Whether it’s in the context of work, friendship or organising your own time, saying NO is one of the hardest things to do sometimes.
When someone comes to us with a new piece of work, a chance of socialise, or a need that it is presumed you can meet, the easier response is often YES. Yes I can. Yes I will. Yes I would be happy to. (Even if we don’t really mean it.)
But do we know how to say NO when it really matters? Have we personally mastered the art of balance between, as Austin Kleon expressed — being as generous as you can but selfish enough to get your work done and take care of yourself?
In this episode, Clay and Sarah explore:
* Why it’s hard to say NO – the role of fear, FOMO and self-image
* The difference between saying No to someone and saying No to yourself
* How saying Yes can be a default position & saying No can be a mark of making Conscious choices
* Saying No at work
* Saying No in our relationships
* Why sometimes you have to earn the right to say No by first saying a lot of Yeses
* Questions to ask yourself to get clear about when to say No
* Why saying No to something means saying Yes to something else

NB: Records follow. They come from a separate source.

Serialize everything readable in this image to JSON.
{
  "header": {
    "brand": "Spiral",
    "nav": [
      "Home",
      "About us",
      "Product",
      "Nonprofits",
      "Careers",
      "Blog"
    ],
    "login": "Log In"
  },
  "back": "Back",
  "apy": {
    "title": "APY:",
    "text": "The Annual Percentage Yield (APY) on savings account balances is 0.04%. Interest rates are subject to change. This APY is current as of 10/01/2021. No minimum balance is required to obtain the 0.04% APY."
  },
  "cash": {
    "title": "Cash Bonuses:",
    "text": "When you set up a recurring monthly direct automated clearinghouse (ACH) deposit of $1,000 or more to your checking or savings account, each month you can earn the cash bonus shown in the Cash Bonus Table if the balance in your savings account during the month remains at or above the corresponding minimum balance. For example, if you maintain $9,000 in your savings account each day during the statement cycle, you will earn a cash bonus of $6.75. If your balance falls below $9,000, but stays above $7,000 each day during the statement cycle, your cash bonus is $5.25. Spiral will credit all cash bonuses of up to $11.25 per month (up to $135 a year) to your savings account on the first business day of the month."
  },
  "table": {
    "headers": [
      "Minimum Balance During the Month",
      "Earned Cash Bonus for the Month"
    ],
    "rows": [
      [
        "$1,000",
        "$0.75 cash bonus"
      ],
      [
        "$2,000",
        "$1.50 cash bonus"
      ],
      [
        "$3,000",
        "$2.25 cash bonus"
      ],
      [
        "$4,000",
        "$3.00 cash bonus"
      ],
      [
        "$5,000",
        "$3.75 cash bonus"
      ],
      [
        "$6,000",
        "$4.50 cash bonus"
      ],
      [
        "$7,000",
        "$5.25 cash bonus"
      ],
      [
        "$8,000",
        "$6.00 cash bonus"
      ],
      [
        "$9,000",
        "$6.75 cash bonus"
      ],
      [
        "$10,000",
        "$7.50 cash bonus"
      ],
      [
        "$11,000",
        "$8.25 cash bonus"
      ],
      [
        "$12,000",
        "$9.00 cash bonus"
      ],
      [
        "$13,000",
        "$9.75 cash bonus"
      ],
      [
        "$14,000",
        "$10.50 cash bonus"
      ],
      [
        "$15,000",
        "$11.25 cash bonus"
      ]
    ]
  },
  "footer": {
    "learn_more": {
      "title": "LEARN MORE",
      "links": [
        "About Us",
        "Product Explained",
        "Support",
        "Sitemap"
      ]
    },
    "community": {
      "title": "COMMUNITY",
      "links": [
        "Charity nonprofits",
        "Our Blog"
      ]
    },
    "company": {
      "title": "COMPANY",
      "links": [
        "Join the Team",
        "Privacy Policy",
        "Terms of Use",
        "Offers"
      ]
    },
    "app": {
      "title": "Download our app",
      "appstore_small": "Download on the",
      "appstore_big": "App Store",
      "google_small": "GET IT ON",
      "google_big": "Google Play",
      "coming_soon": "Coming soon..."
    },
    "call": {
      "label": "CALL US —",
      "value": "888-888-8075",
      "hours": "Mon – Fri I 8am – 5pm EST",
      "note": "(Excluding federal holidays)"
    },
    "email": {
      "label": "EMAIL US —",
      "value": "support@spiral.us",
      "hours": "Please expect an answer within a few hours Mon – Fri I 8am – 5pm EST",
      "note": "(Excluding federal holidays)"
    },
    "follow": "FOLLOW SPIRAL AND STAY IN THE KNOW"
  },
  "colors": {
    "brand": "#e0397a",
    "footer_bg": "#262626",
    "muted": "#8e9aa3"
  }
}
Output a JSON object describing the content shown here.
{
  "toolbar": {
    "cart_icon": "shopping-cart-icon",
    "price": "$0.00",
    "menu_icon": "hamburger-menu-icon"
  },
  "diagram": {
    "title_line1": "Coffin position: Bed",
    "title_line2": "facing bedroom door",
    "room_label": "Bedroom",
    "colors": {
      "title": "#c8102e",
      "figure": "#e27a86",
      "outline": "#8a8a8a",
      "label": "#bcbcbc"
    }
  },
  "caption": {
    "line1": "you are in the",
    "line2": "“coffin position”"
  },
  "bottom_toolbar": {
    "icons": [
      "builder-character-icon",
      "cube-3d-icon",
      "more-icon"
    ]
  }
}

Research shows that the more difficulty we have saying No, the more likely we are to experience stress, burn out and even depression. Trying to be all things to all people doesn’t seem to be the way to go…
And yet some many of us (including myself!) find it incredibly difficulty to say No, even when we know we should. Deep down, we are afraid of the other person’s reaction. We’re afraid our boss will get angry or stop seeing us as capable. We’re afraid our friend will feel hurt, rejected, unloved. We’re also often afraid to shut doors in our life…afraid of giving up opportunities in case others don’t come along.
Because of this fear of saying NO, we often default to saying Yes. Yes becomes the easier option, the option that won’t upset the person, the option that makes you feel good about yourself and look good to others.
Yet if we’re not careful, our life can fill up with things other people want us to do. As Tim Ferriss revealed in his article ‘How to say No when it matters most‘, “My agenda became a list of everyone else’s agenda.”
Certainly there are times that we need to say Yes. As Austin Kleon wrote in his article ‘How to graciously say no to anyone’, “Creative people say yes until they have enough work that they can say No.” Success comes from saying yes to almost everything in the beginning. But at some point, we need to start prioritising our activities and clarifying our values. And that’s when it’s important to start saying No.
A great way of deciding that is what Derek Sivers calls the ‘Hell Yeah!’ Meaning, if you’re not saying ‘Hell Yeah!’ to something, it should be a No!
And if all this didn’t convince you that learning when and how to say No is an essential life skill, take it from Gandhi, who said “A ‘No’ uttered from the deepest conviction is better than a ‘Yes’ merely uttered to please, or worse, to avoid trouble.”
Now it’s your turn to join the conversation! Do you find it hard to say No? What circumstances are the most difficult? What do you need to say No to, in order to say Yes to something more important?